WHAT TO PRODUCE:
Return the data exactly, apart from leaving out the pictures.

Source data
════════════════════

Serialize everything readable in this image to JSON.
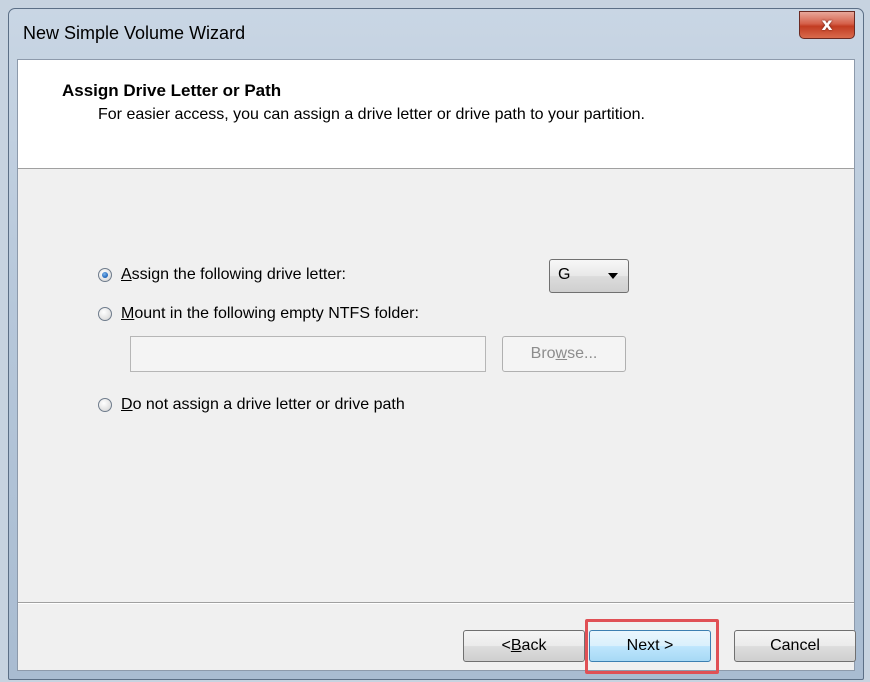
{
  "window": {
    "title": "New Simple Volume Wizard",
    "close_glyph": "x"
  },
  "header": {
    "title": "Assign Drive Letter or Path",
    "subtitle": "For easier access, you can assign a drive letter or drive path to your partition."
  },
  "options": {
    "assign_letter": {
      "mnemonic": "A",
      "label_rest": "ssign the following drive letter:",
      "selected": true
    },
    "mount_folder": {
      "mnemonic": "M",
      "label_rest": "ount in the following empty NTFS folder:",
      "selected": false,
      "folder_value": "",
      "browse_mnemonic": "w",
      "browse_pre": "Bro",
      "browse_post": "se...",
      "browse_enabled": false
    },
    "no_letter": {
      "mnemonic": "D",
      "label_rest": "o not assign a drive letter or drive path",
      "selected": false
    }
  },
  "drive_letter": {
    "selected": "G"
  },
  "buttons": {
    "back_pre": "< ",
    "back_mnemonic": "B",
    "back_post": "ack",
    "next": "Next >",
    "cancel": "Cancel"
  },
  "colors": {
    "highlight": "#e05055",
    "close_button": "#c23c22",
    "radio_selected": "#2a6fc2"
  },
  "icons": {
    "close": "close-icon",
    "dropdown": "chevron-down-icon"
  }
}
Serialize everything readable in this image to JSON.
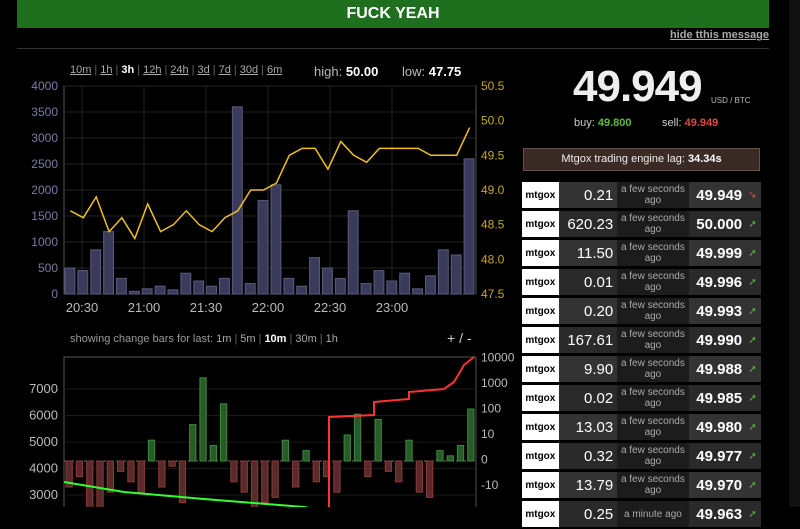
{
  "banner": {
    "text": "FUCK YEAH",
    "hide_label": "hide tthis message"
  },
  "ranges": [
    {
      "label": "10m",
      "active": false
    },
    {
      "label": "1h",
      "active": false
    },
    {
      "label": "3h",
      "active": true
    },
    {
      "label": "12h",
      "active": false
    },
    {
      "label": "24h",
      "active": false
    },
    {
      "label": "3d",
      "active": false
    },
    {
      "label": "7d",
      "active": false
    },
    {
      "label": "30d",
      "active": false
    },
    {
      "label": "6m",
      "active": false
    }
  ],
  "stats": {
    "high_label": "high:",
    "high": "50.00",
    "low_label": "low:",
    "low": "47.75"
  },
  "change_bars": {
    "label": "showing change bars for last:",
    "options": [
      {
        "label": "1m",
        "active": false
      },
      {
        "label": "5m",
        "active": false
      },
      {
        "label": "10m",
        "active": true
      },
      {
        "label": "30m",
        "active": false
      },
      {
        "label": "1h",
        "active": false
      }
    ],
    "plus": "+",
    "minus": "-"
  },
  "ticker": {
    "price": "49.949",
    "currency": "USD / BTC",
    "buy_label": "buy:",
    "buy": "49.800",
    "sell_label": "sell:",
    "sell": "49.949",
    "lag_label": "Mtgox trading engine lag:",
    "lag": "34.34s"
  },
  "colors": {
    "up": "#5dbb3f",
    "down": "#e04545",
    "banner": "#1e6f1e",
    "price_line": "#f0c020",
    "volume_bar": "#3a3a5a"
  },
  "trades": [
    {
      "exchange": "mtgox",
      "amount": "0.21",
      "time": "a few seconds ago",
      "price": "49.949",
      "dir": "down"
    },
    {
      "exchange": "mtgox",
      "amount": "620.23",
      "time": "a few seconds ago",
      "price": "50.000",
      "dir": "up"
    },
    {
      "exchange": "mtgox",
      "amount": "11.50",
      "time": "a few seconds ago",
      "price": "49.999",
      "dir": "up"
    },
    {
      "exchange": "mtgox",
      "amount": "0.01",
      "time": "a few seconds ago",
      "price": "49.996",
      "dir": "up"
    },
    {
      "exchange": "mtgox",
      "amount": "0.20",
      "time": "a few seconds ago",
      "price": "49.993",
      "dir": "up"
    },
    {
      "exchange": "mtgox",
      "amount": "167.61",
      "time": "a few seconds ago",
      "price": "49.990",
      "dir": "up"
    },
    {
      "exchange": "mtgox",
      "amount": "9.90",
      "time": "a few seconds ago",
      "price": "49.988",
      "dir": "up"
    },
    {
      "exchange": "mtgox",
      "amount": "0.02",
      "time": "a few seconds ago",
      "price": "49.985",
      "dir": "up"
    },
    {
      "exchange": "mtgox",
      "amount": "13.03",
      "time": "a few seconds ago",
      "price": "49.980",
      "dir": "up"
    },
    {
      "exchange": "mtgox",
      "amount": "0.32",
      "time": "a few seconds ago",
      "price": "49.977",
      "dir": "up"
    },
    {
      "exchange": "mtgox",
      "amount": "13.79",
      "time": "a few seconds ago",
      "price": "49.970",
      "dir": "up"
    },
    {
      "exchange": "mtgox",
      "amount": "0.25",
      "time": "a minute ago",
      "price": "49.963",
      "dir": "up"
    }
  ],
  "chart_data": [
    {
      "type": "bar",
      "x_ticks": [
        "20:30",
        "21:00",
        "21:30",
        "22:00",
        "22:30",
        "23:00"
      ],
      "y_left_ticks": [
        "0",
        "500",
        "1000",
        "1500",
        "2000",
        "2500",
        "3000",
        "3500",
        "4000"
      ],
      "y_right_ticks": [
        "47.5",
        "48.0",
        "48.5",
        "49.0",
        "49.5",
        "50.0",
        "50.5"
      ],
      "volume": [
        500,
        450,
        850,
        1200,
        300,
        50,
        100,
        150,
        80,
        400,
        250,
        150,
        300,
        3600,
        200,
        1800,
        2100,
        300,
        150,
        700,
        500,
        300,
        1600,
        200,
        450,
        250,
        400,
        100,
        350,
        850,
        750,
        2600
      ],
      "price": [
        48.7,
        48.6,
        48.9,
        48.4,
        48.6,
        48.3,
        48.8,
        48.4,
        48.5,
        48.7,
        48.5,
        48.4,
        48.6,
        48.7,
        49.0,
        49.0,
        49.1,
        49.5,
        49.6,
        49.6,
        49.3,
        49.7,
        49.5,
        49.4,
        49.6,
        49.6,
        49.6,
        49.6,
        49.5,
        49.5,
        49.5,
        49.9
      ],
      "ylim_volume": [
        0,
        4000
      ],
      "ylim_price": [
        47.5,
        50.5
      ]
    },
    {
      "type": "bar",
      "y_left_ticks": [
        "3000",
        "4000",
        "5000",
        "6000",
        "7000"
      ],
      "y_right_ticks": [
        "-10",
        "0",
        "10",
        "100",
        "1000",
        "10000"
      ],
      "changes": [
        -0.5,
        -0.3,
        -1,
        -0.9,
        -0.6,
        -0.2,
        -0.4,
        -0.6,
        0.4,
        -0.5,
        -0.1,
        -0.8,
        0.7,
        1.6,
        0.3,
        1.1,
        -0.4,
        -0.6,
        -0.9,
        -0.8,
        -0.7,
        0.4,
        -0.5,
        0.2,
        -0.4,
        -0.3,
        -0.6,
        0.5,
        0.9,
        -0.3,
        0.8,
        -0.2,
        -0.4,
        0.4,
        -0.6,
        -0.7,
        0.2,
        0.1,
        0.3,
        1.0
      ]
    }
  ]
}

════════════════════

YOUR SOLUTION:
Serialize everything readable in this image to JSON.
{
  "window": {
    "title": "New Simple Volume Wizard",
    "close_glyph": "x"
  },
  "header": {
    "title": "Assign Drive Letter or Path",
    "subtitle": "For easier access, you can assign a drive letter or drive path to your partition."
  },
  "options": {
    "assign_letter": {
      "mnemonic": "A",
      "label_rest": "ssign the following drive letter:",
      "selected": true
    },
    "mount_folder": {
      "mnemonic": "M",
      "label_rest": "ount in the following empty NTFS folder:",
      "selected": false,
      "folder_value": "",
      "browse_mnemonic": "w",
      "browse_pre": "Bro",
      "browse_post": "se...",
      "browse_enabled": false
    },
    "no_letter": {
      "mnemonic": "D",
      "label_rest": "o not assign a drive letter or drive path",
      "selected": false
    }
  },
  "drive_letter": {
    "selected": "G"
  },
  "buttons": {
    "back_pre": "< ",
    "back_mnemonic": "B",
    "back_post": "ack",
    "next": "Next >",
    "cancel": "Cancel"
  },
  "colors": {
    "highlight": "#e05055",
    "close_button": "#c23c22",
    "radio_selected": "#2a6fc2"
  },
  "icons": {
    "close": "close-icon",
    "dropdown": "chevron-down-icon"
  }
}
Serialize everything readable in this image to JSON.
{
  "banner": {
    "text": "FUCK YEAH",
    "hide_label": "hide tthis message"
  },
  "ranges": [
    {
      "label": "10m",
      "active": false
    },
    {
      "label": "1h",
      "active": false
    },
    {
      "label": "3h",
      "active": true
    },
    {
      "label": "12h",
      "active": false
    },
    {
      "label": "24h",
      "active": false
    },
    {
      "label": "3d",
      "active": false
    },
    {
      "label": "7d",
      "active": false
    },
    {
      "label": "30d",
      "active": false
    },
    {
      "label": "6m",
      "active": false
    }
  ],
  "stats": {
    "high_label": "high:",
    "high": "50.00",
    "low_label": "low:",
    "low": "47.75"
  },
  "change_bars": {
    "label": "showing change bars for last:",
    "options": [
      {
        "label": "1m",
        "active": false
      },
      {
        "label": "5m",
        "active": false
      },
      {
        "label": "10m",
        "active": true
      },
      {
        "label": "30m",
        "active": false
      },
      {
        "label": "1h",
        "active": false
      }
    ],
    "plus": "+",
    "minus": "-"
  },
  "ticker": {
    "price": "49.949",
    "currency": "USD / BTC",
    "buy_label": "buy:",
    "buy": "49.800",
    "sell_label": "sell:",
    "sell": "49.949",
    "lag_label": "Mtgox trading engine lag:",
    "lag": "34.34s"
  },
  "colors": {
    "up": "#5dbb3f",
    "down": "#e04545",
    "banner": "#1e6f1e",
    "price_line": "#f0c020",
    "volume_bar": "#3a3a5a"
  },
  "trades": [
    {
      "exchange": "mtgox",
      "amount": "0.21",
      "time": "a few seconds ago",
      "price": "49.949",
      "dir": "down"
    },
    {
      "exchange": "mtgox",
      "amount": "620.23",
      "time": "a few seconds ago",
      "price": "50.000",
      "dir": "up"
    },
    {
      "exchange": "mtgox",
      "amount": "11.50",
      "time": "a few seconds ago",
      "price": "49.999",
      "dir": "up"
    },
    {
      "exchange": "mtgox",
      "amount": "0.01",
      "time": "a few seconds ago",
      "price": "49.996",
      "dir": "up"
    },
    {
      "exchange": "mtgox",
      "amount": "0.20",
      "time": "a few seconds ago",
      "price": "49.993",
      "dir": "up"
    },
    {
      "exchange": "mtgox",
      "amount": "167.61",
      "time": "a few seconds ago",
      "price": "49.990",
      "dir": "up"
    },
    {
      "exchange": "mtgox",
      "amount": "9.90",
      "time": "a few seconds ago",
      "price": "49.988",
      "dir": "up"
    },
    {
      "exchange": "mtgox",
      "amount": "0.02",
      "time": "a few seconds ago",
      "price": "49.985",
      "dir": "up"
    },
    {
      "exchange": "mtgox",
      "amount": "13.03",
      "time": "a few seconds ago",
      "price": "49.980",
      "dir": "up"
    },
    {
      "exchange": "mtgox",
      "amount": "0.32",
      "time": "a few seconds ago",
      "price": "49.977",
      "dir": "up"
    },
    {
      "exchange": "mtgox",
      "amount": "13.79",
      "time": "a few seconds ago",
      "price": "49.970",
      "dir": "up"
    },
    {
      "exchange": "mtgox",
      "amount": "0.25",
      "time": "a minute ago",
      "price": "49.963",
      "dir": "up"
    }
  ],
  "chart_data": [
    {
      "type": "bar",
      "x_ticks": [
        "20:30",
        "21:00",
        "21:30",
        "22:00",
        "22:30",
        "23:00"
      ],
      "y_left_ticks": [
        "0",
        "500",
        "1000",
        "1500",
        "2000",
        "2500",
        "3000",
        "3500",
        "4000"
      ],
      "y_right_ticks": [
        "47.5",
        "48.0",
        "48.5",
        "49.0",
        "49.5",
        "50.0",
        "50.5"
      ],
      "volume": [
        500,
        450,
        850,
        1200,
        300,
        50,
        100,
        150,
        80,
        400,
        250,
        150,
        300,
        3600,
        200,
        1800,
        2100,
        300,
        150,
        700,
        500,
        300,
        1600,
        200,
        450,
        250,
        400,
        100,
        350,
        850,
        750,
        2600
      ],
      "price": [
        48.7,
        48.6,
        48.9,
        48.4,
        48.6,
        48.3,
        48.8,
        48.4,
        48.5,
        48.7,
        48.5,
        48.4,
        48.6,
        48.7,
        49.0,
        49.0,
        49.1,
        49.5,
        49.6,
        49.6,
        49.3,
        49.7,
        49.5,
        49.4,
        49.6,
        49.6,
        49.6,
        49.6,
        49.5,
        49.5,
        49.5,
        49.9
      ],
      "ylim_volume": [
        0,
        4000
      ],
      "ylim_price": [
        47.5,
        50.5
      ]
    },
    {
      "type": "bar",
      "y_left_ticks": [
        "3000",
        "4000",
        "5000",
        "6000",
        "7000"
      ],
      "y_right_ticks": [
        "-10",
        "0",
        "10",
        "100",
        "1000",
        "10000"
      ],
      "changes": [
        -0.5,
        -0.3,
        -1,
        -0.9,
        -0.6,
        -0.2,
        -0.4,
        -0.6,
        0.4,
        -0.5,
        -0.1,
        -0.8,
        0.7,
        1.6,
        0.3,
        1.1,
        -0.4,
        -0.6,
        -0.9,
        -0.8,
        -0.7,
        0.4,
        -0.5,
        0.2,
        -0.4,
        -0.3,
        -0.6,
        0.5,
        0.9,
        -0.3,
        0.8,
        -0.2,
        -0.4,
        0.4,
        -0.6,
        -0.7,
        0.2,
        0.1,
        0.3,
        1.0
      ]
    }
  ]
}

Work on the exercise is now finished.